I sometimes take part in poetry contests over at the blog, Lutheran Surrealism. The topic this time around is "The State." The thought that occurred to me is that for people like me it is very easy to see the state as an almost foreign entity. The state is something that is done to me; it's not my fault! But there is something problematic about that. It's too easy. It's dodging responsibility. And it denies that a democratic state is a reflection of its citizens.
But how can I affect what the state is? Do I really have any control over it? The obvious answer is that I can vote. And I can participate in politics in some fashion. Sure, that's true. But I don't think that's the ultimate answer; it's just the obvious one.
I think that I participate in the state, and particularly its reform, by accepting responsibility for it on the one hand, and on the other by living independently of it, insofar as I am able. There is no purity in insisting upon my innocence, but there the solution lies in living one's independence, not just thinking about it or bemoaning its loss.
He removed the mirror from his bathroom
In hope that its daily revelation
Would prove untrue.
He perceived words of poetry
That cut into him
As mostly for you.
And the state that he lived with
But could live without
Just grew and grew.
It was his reflection,
Both warts and apathy.
But still he knew...
He knew that the ugliness

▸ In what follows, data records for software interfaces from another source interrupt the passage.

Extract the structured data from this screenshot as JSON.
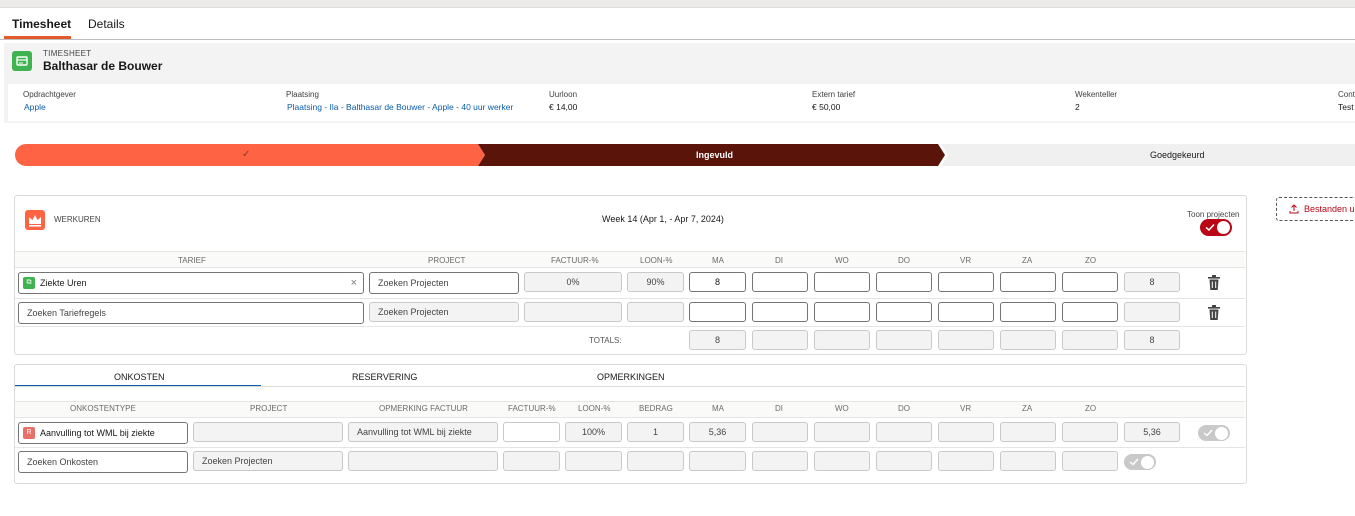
{
  "tabs": [
    {
      "label": "Timesheet"
    },
    {
      "label": "Details"
    }
  ],
  "header": {
    "object_type": "TIMESHEET",
    "title": "Balthasar de Bouwer",
    "fields": [
      {
        "label": "Opdrachtgever",
        "value": "Apple"
      },
      {
        "label": "Plaatsing",
        "value": "Plaatsing - Ila - Balthasar de Bouwer - Apple - 40 uur werker"
      },
      {
        "label": "Uurloon",
        "value": "€ 14,00"
      },
      {
        "label": "Extern tarief",
        "value": "€ 50,00"
      },
      {
        "label": "Wekenteller",
        "value": "2"
      },
      {
        "label": "Cont",
        "value": "Test"
      }
    ]
  },
  "path": {
    "steps": [
      {
        "label": "✓"
      },
      {
        "label": "Ingevuld"
      },
      {
        "label": "Goedgekeurd"
      }
    ]
  },
  "werkuren": {
    "title": "WERKUREN",
    "week": "Week 14 (Apr 1, - Apr 7, 2024)",
    "toggle_label": "Toon projecten",
    "columns": [
      "TARIEF",
      "PROJECT",
      "FACTUUR-%",
      "LOON-%",
      "MA",
      "DI",
      "WO",
      "DO",
      "VR",
      "ZA",
      "ZO"
    ],
    "rows": [
      {
        "tarief": "Ziekte Uren",
        "project_placeholder": "Zoeken Projecten",
        "factuur": "0%",
        "loon": "90%",
        "days": [
          "8",
          "",
          "",
          "",
          "",
          "",
          ""
        ],
        "total": "8"
      },
      {
        "tarief_placeholder": "Zoeken Tariefregels",
        "project_placeholder": "Zoeken Projecten",
        "factuur": "",
        "loon": "",
        "days": [
          "",
          "",
          "",
          "",
          "",
          "",
          ""
        ],
        "total": ""
      }
    ],
    "totals_label": "TOTALS:",
    "totals": [
      "8",
      "",
      "",
      "",
      "",
      "",
      ""
    ],
    "grand_total": "8"
  },
  "upload_button": "Bestanden up",
  "subtabs": [
    {
      "label": "ONKOSTEN"
    },
    {
      "label": "RESERVERING"
    },
    {
      "label": "OPMERKINGEN"
    }
  ],
  "onkosten": {
    "columns": [
      "ONKOSTENTYPE",
      "PROJECT",
      "OPMERKING FACTUUR",
      "FACTUUR-%",
      "LOON-%",
      "BEDRAG",
      "MA",
      "DI",
      "WO",
      "DO",
      "VR",
      "ZA",
      "ZO"
    ],
    "rows": [
      {
        "type": "Aanvulling tot WML bij ziekte",
        "project": "",
        "opmerking": "Aanvulling tot WML bij ziekte",
        "factuur": "",
        "loon": "100%",
        "bedrag": "1",
        "days": [
          "5,36",
          "",
          "",
          "",
          "",
          "",
          ""
        ],
        "total": "5,36"
      },
      {
        "type_placeholder": "Zoeken Onkosten",
        "project_placeholder": "Zoeken Projecten",
        "opmerking": "",
        "factuur": "",
        "loon": "",
        "bedrag": "",
        "days": [
          "",
          "",
          "",
          "",
          "",
          "",
          ""
        ],
        "total": ""
      }
    ]
  },
  "colors": {
    "accent": "#e35a2d",
    "path_done": "#fe6343",
    "path_current": "#5a1409",
    "toggle": "#ba0517",
    "link": "#0b5cab"
  }
}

And what he couldn't bear to see
Must be you.
Unloveliness, unjustice, untruth...
Inactive, insolvent, indelible...
The state and us.